The bureau's decision follows an advisory opinion from Minnesota IPAD, the agency that considers whether records should be public or not. I asked the commissioner of the Bureau of Mediation Services, Josh Tilsen, for the background.
As recently as four years ago, all of the bureau's rulings were made public, he told me. Some workers who were fired and later exonerated complained that even those favorable rulings were making it hard for them to get another job. In 2010, the Legislature changed the law to shield the identity of those winning grievants. But the bureau's decisions were still made public, minus the names of the workers.
Tilsen approached IPAD in February to see whether that was kosher. In an opinion signed by Administration Commissioner Spencer Cronk, IPAD said no, the entire decision is non-public. The decision did leave one possible opening: "The Bureau may elect to redact or summarize a decision and make it public, if it can do so without disclosing private personnel data. In that case, the Bureau might seek to work with the employer, who is in the best position to decide which specific data in the decision do or could identify the employee. However, particularly in high-profile situations, when details of the disciplinary action are known to the public, the Bureau may need to secure the data subject’s consent to release any data."
Tilsen told me he can see both sides of the issue. The public benefits from understanding the reasoning of a legal opinion. But an individual's career can suffer permanent damage from the record of a past clash with an employer. "I've had people weeping on the phone," he told me.

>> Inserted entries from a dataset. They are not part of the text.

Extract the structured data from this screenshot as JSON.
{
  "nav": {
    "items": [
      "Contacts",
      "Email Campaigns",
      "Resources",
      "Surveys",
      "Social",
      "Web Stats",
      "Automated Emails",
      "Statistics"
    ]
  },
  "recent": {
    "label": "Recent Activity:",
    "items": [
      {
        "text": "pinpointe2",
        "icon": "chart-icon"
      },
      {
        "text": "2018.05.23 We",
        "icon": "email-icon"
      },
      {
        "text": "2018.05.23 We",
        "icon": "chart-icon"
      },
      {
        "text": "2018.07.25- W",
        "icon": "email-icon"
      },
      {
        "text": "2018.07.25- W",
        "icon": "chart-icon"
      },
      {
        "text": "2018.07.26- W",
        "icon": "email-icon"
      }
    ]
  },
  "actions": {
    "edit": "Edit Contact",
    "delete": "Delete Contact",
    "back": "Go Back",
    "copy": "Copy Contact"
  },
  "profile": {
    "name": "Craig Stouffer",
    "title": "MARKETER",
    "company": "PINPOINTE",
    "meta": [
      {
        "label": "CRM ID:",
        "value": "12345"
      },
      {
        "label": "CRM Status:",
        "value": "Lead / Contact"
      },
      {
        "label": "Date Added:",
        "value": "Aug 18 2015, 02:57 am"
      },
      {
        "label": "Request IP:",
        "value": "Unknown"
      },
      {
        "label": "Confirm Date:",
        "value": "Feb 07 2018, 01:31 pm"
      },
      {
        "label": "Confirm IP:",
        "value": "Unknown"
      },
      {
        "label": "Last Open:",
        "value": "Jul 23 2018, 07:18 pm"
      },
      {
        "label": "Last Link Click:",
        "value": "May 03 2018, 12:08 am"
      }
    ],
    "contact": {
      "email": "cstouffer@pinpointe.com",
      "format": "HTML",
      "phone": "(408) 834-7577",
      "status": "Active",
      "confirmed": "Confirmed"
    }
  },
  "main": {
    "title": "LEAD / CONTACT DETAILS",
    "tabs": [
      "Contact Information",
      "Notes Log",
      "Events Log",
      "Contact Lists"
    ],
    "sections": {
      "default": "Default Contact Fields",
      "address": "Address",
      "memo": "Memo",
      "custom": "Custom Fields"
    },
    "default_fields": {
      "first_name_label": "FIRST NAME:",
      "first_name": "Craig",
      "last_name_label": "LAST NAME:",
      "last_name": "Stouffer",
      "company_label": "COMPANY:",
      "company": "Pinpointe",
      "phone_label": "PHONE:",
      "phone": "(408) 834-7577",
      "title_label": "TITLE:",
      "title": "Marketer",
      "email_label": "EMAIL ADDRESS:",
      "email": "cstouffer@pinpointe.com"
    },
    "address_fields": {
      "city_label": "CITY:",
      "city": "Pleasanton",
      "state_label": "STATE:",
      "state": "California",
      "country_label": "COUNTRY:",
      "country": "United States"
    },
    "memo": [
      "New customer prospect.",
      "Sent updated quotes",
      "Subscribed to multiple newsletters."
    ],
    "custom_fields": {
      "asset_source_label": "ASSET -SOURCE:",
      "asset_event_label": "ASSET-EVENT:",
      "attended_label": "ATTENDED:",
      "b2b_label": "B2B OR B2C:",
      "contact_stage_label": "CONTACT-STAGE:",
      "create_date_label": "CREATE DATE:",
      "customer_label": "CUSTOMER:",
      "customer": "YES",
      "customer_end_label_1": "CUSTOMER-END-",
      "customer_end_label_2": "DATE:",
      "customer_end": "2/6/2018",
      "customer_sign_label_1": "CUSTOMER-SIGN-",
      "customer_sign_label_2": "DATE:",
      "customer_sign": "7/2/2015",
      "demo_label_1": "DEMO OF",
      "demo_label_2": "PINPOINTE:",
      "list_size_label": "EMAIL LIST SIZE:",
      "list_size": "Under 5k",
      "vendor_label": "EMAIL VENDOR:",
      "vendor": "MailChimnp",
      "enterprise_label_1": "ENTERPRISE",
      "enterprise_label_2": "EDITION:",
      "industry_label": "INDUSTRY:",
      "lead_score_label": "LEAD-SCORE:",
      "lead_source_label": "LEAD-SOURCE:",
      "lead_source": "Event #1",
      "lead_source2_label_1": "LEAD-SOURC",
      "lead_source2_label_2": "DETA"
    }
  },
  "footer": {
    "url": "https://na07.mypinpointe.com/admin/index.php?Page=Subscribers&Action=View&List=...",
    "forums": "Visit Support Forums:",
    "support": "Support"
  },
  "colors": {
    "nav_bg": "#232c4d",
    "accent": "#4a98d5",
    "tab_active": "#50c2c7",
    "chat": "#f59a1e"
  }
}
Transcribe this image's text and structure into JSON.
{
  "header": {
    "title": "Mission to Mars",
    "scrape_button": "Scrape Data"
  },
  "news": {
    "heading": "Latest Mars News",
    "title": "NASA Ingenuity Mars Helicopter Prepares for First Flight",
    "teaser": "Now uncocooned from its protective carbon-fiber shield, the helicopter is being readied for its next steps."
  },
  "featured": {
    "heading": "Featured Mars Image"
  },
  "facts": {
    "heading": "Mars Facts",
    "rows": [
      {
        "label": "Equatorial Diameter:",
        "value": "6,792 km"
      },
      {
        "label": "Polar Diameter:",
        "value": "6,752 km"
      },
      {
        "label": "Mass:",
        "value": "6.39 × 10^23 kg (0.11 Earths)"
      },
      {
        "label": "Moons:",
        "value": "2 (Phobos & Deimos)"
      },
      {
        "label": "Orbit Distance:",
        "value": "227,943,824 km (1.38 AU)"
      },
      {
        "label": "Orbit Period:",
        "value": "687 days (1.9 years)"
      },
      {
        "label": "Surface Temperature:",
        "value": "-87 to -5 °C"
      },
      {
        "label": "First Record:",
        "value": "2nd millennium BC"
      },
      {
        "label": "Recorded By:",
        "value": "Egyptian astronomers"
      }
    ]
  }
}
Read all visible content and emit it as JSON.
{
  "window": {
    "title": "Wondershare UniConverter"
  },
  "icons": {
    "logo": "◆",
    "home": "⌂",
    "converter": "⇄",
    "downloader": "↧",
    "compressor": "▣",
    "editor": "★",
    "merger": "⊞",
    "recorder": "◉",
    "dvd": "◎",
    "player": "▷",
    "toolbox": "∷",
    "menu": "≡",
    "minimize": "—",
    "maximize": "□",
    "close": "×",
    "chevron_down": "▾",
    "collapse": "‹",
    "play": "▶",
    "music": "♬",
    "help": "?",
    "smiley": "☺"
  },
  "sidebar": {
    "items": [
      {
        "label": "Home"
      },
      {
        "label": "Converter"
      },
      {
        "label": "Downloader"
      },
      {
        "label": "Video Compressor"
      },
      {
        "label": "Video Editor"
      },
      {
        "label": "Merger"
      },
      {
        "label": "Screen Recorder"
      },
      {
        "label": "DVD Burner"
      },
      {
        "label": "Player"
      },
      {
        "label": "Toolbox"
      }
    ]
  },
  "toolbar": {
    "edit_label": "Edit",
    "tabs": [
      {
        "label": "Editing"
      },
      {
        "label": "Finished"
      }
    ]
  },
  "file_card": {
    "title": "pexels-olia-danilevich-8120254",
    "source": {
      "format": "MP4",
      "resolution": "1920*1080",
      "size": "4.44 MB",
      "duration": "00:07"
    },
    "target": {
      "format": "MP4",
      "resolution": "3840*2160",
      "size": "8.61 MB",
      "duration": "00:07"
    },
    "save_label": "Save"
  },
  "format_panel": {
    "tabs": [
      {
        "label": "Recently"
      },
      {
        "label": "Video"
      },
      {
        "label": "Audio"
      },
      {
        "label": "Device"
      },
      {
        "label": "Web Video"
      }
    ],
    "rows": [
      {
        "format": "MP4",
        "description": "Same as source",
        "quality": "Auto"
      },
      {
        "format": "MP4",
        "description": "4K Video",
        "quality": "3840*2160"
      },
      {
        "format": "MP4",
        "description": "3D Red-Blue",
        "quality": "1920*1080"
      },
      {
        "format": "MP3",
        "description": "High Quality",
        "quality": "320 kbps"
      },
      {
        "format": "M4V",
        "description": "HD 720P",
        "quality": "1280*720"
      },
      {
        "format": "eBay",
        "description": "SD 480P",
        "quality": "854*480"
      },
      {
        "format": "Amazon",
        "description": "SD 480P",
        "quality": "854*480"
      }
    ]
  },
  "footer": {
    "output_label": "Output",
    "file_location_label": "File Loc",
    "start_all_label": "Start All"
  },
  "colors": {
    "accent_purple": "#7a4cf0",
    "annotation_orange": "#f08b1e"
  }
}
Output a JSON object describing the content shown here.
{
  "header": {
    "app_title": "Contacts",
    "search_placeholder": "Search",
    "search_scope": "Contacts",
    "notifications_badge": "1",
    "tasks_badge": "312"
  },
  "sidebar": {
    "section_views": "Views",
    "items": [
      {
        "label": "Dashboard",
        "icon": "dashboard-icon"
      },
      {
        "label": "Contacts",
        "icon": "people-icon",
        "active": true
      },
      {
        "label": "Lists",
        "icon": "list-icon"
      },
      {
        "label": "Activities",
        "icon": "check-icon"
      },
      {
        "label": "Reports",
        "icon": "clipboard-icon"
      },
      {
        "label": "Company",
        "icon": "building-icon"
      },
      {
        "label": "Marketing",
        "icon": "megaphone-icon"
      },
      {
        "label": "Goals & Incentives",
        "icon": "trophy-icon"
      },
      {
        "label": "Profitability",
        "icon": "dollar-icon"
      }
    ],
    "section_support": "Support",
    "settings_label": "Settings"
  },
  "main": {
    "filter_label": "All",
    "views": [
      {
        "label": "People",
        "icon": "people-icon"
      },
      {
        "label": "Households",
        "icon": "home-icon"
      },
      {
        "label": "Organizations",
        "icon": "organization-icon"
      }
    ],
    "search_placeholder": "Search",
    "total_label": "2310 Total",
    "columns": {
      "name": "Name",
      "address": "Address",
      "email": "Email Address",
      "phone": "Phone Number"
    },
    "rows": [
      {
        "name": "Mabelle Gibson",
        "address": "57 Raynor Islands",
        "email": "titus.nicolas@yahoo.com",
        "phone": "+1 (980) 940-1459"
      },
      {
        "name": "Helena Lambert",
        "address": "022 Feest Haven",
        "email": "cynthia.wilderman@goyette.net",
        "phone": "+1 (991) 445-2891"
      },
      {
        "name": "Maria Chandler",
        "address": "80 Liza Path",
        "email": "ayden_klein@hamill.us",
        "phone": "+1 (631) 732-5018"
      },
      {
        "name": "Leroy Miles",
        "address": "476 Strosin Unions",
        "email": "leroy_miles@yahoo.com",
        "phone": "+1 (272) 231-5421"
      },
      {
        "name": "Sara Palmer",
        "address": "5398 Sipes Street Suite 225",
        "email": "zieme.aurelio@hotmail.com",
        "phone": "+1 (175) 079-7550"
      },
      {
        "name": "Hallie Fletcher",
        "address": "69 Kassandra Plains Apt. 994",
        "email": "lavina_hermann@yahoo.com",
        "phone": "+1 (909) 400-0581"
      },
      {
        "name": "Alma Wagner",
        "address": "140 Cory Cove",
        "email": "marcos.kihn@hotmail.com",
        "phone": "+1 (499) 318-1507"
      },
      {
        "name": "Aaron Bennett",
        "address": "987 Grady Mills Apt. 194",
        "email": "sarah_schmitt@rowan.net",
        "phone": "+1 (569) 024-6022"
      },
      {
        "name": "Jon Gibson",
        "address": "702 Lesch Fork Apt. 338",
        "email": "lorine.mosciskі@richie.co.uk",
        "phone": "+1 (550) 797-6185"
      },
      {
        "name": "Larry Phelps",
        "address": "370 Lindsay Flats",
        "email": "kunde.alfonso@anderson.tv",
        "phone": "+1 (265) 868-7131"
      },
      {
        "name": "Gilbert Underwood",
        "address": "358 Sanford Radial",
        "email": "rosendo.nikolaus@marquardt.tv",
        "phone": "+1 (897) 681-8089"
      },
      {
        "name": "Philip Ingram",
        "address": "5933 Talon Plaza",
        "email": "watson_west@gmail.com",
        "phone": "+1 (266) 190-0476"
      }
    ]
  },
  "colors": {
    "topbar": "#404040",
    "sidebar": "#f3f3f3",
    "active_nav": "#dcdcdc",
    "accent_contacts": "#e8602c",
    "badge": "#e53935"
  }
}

Tilsen thinks the overall number of decisions made non-public is small, because few decisions totally reverse an employer's action. Still, it seems to me the practice of shielding the names from the decisions was a good compromise. With another class of records removed from public scrutiny, it's that much harder to know whether justice, in this arena of government, is being served.
Above: Coach Hoffner back on the job/Star Tribune file photo by David Joles